DIRECTIONS →
What is needed is a word-for-word restatement of all the entries.

[Items from an interface collection]
============================================================

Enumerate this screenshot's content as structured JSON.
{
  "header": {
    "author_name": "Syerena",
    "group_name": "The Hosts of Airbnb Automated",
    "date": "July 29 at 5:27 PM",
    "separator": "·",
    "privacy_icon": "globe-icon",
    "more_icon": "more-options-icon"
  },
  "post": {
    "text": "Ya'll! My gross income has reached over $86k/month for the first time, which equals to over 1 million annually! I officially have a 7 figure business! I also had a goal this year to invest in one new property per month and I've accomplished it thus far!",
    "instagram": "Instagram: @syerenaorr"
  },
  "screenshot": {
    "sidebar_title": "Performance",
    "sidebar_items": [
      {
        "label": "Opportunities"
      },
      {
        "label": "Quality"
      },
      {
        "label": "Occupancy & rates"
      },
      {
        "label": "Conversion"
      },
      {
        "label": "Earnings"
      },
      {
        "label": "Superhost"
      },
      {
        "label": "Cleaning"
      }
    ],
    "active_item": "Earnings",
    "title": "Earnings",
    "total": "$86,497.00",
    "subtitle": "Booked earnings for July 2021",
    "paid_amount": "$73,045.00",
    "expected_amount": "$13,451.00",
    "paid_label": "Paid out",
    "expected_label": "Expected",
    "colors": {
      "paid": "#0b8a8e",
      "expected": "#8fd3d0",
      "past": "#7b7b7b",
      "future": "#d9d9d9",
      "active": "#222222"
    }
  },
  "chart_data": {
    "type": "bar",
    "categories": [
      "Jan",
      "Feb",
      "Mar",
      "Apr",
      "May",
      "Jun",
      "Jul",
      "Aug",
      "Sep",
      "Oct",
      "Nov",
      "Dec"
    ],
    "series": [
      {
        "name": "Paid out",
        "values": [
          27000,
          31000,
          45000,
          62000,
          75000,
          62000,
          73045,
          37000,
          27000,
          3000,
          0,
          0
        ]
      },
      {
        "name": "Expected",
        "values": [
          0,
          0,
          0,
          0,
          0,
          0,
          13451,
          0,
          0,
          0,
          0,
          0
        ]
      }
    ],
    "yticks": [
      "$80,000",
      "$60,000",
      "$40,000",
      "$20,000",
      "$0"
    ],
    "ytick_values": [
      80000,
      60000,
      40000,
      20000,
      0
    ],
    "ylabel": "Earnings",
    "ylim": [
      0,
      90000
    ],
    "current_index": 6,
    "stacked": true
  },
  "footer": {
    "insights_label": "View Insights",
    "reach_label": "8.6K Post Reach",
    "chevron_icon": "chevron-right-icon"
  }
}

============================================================

RESPONSE AREA →
Enumerate this screenshot's content as structured JSON.
{
  "header": {
    "author_name": "Syerena",
    "group_name": "The Hosts of Airbnb Automated",
    "date": "July 29 at 5:27 PM",
    "separator": "·",
    "privacy_icon": "globe-icon",
    "more_icon": "more-options-icon"
  },
  "post": {
    "text": "Ya'll! My gross income has reached over $86k/month for the first time, which equals to over 1 million annually! I officially have a 7 figure business! I also had a goal this year to invest in one new property per month and I've accomplished it thus far!",
    "instagram": "Instagram: @syerenaorr"
  },
  "screenshot": {
    "sidebar_title": "Performance",
    "sidebar_items": [
      {
        "label": "Opportunities"
      },
      {
        "label": "Quality"
      },
      {
        "label": "Occupancy & rates"
      },
      {
        "label": "Conversion"
      },
      {
        "label": "Earnings"
      },
      {
        "label": "Superhost"
      },
      {
        "label": "Cleaning"
      }
    ],
    "active_item": "Earnings",
    "title": "Earnings",
    "total": "$86,497.00",
    "subtitle": "Booked earnings for July 2021",
    "paid_amount": "$73,045.00",
    "expected_amount": "$13,451.00",
    "paid_label": "Paid out",
    "expected_label": "Expected",
    "colors": {
      "paid": "#0b8a8e",
      "expected": "#8fd3d0",
      "past": "#7b7b7b",
      "future": "#d9d9d9",
      "active": "#222222"
    }
  },
  "chart_data": {
    "type": "bar",
    "categories": [
      "Jan",
      "Feb",
      "Mar",
      "Apr",
      "May",
      "Jun",
      "Jul",
      "Aug",
      "Sep",
      "Oct",
      "Nov",
      "Dec"
    ],
    "series": [
      {
        "name": "Paid out",
        "values": [
          27000,
          31000,
          45000,
          62000,
          75000,
          62000,
          73045,
          37000,
          27000,
          3000,
          0,
          0
        ]
      },
      {
        "name": "Expected",
        "values": [
          0,
          0,
          0,
          0,
          0,
          0,
          13451,
          0,
          0,
          0,
          0,
          0
        ]
      }
    ],
    "yticks": [
      "$80,000",
      "$60,000",
      "$40,000",
      "$20,000",
      "$0"
    ],
    "ytick_values": [
      80000,
      60000,
      40000,
      20000,
      0
    ],
    "ylabel": "Earnings",
    "ylim": [
      0,
      90000
    ],
    "current_index": 6,
    "stacked": true
  },
  "footer": {
    "insights_label": "View Insights",
    "reach_label": "8.6K Post Reach",
    "chevron_icon": "chevron-right-icon"
  }
}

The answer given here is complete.